Climate change and coastal sustainable management in the Atlantic Ocean: The case of estuarine regions and small islands
Center stage on the fringes: (Re)negotiating geopolitics
John Marazita (Environmental Mobility Research Unit)
Previously, information dissemination on geopolitical issues has been monopolised by hegemonic institutions which has led to misrepresentations of island realities. Increasingly, however, shifts in geopolitics and related power hierarchies has put island states in the center of bitter geopolitical battles of ideology, allowing them to cast away their externally determined identities of remote post-colonial outposts. This session investigates how island governments and communities negotiate pivots in the geopolitical landscape. Three case studies will be reviewed: Kiribati, Guam, and Trinidad & Tobago. The government of the independent Republic of Kiribati is seizing geopolitical shifts to diversify assistance packages, allowing the country to move away from the starkly hegemonic regimes of regionalism and toward more significant bilateral relations. In the process, world powers are moving quickly to reaffirm relationships and open missions. Guam is an unincorporated territory of the United States and has been extensively used by the US military. Local politics is strongly shaped by these political ties, but with geopolitical shifts, the indigenous Chamorro populace and its government find themselves empowered to discuss and increase pressure for demilitarisation. Trinidad & Tobago is affected by continued immigration from close-by Venezuela. These demographic changes put pressure on institutions (social, educational, medical, etc.) and force the local populace to adapt and innovate to the migrant influx. Moving inward, away from the periphery, new pathways are open to the island for local demands to be negotiated on an international stage.
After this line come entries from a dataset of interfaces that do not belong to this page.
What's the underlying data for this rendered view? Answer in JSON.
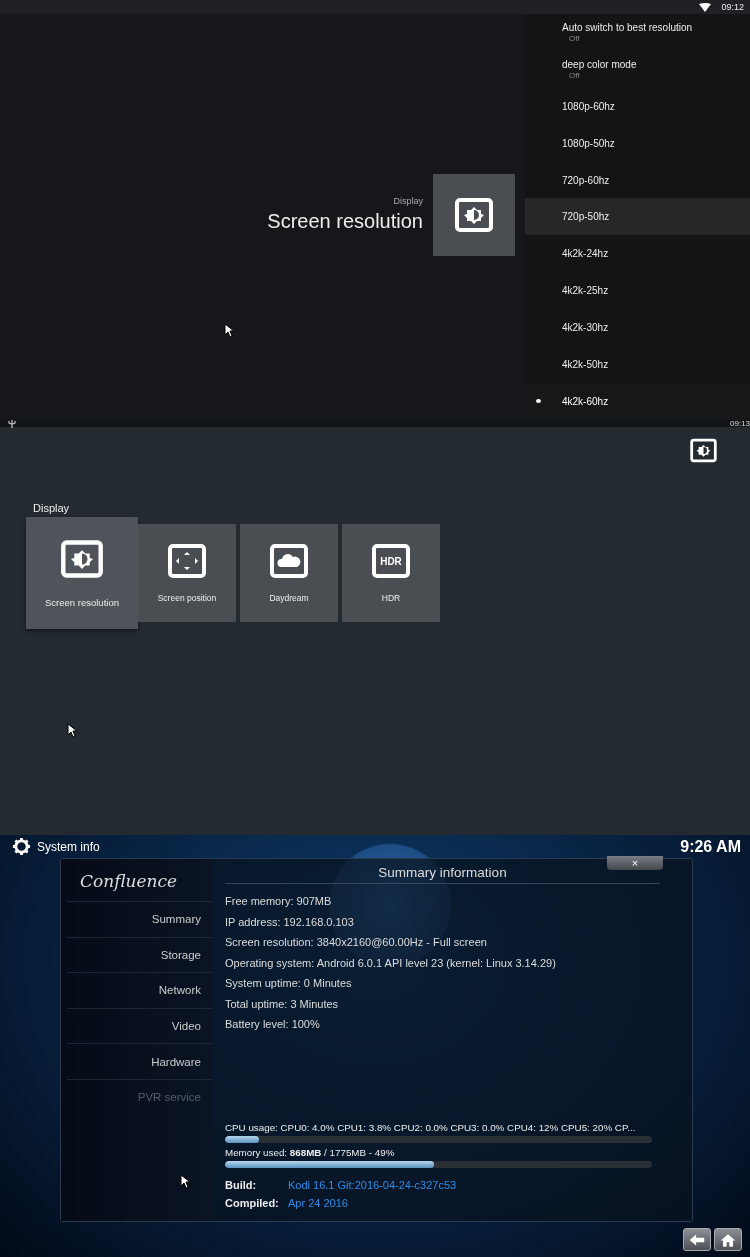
{
  "resolution_screen": {
    "status_bar": {
      "time": "09:12"
    },
    "breadcrumb": "Display",
    "title": "Screen resolution",
    "options": [
      {
        "label": "Auto switch to best resolution",
        "value": "Off",
        "focused": false,
        "selected": false
      },
      {
        "label": "deep color mode",
        "value": "Off",
        "focused": false,
        "selected": false
      },
      {
        "label": "1080p-60hz",
        "focused": false,
        "selected": false
      },
      {
        "label": "1080p-50hz",
        "focused": false,
        "selected": false
      },
      {
        "label": "720p-60hz",
        "focused": false,
        "selected": false
      },
      {
        "label": "720p-50hz",
        "focused": true,
        "selected": false
      },
      {
        "label": "4k2k-24hz",
        "focused": false,
        "selected": false
      },
      {
        "label": "4k2k-25hz",
        "focused": false,
        "selected": false
      },
      {
        "label": "4k2k-30hz",
        "focused": false,
        "selected": false
      },
      {
        "label": "4k2k-50hz",
        "focused": false,
        "selected": false
      },
      {
        "label": "4k2k-60hz",
        "focused": false,
        "selected": true
      }
    ]
  },
  "display_screen": {
    "status_bar": {
      "time": "09:13"
    },
    "heading": "Display",
    "tiles": [
      {
        "label": "Screen resolution",
        "kind": "brightness",
        "selected": true
      },
      {
        "label": "Screen position",
        "kind": "arrows",
        "selected": false
      },
      {
        "label": "Daydream",
        "kind": "cloud",
        "selected": false
      },
      {
        "label": "HDR",
        "kind": "hdr",
        "icon_text": "HDR",
        "selected": false
      }
    ]
  },
  "system_info": {
    "header": {
      "title": "System info",
      "clock": "9:26 AM"
    },
    "logo": "Confluence",
    "menu": [
      {
        "label": "Summary",
        "disabled": false
      },
      {
        "label": "Storage",
        "disabled": false
      },
      {
        "label": "Network",
        "disabled": false
      },
      {
        "label": "Video",
        "disabled": false
      },
      {
        "label": "Hardware",
        "disabled": false
      },
      {
        "label": "PVR service",
        "disabled": true
      }
    ],
    "dialog_title": "Summary information",
    "close": "×",
    "info_lines": [
      "Free memory: 907MB",
      "IP address: 192.168.0.103",
      "Screen resolution: 3840x2160@60.00Hz - Full screen",
      "Operating system: Android 6.0.1 API level 23 (kernel: Linux 3.14.29)",
      "System uptime: 0 Minutes",
      "Total uptime: 3 Minutes",
      "Battery level: 100%"
    ],
    "cpu": {
      "text": "CPU usage: CPU0: 4.0% CPU1: 3.8% CPU2: 0.0% CPU3: 0.0% CPU4:  12% CPU5:  20% CP...",
      "level": 0.08
    },
    "memory": {
      "text": "Memory used: **868MB** / 1775MB - 49%",
      "level": 0.49
    },
    "build": {
      "label": "Build:",
      "value": "Kodi 16.1 Git:2016-04-24-c327c53"
    },
    "compiled": {
      "label": "Compiled:",
      "value": "Apr 24 2016"
    }
  }
}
Giving life & legal force to migration with dignity: Preventing conflict and building peace
Stay connected: E-governance and e-resilience in a time of crisis
Biocultural heritage and tourism for island autonomy
Akiko Ikeguchi (Yokohama National University)
The Session aims to explore and to discuss the development and issues in study of biocultural heritage in context of globalization and tourism. Biophysical and cultural evolution in the small Islands present unique fields for biocultural studies and potential resource for eco-tourism and subsistent food economy. The concept of biocultural heritage is often defined as cultural landscape in geographical literatures, however, it also includes food culture, songs, place names etc., interpreted as knowledge reservoir to understand historical interaction of nature and society. Biocultural heritage has been paid attention also in decolonial/counter-modernization practices as cultural resource for Island autonomy. For instance, biocultural heritage is expected to play a vital role in food sovereignty in heavily subsidized food provisions and malnutrition in the small islands. For the concept to serve better for such agendas, research frameworks to better understand how the heritage implies changing physical and social environment should be discussed and achievements and challenges need to be addressed. The research questions we hope to address in the session include: How can physical-human geographies contribute to address issues of Biocultural Heritage? How can we bridge research of tourism and Biocultural Heritage for Island Autonomy? What aspects of tourism should we consider to understand geographies of Biocultural Heritage?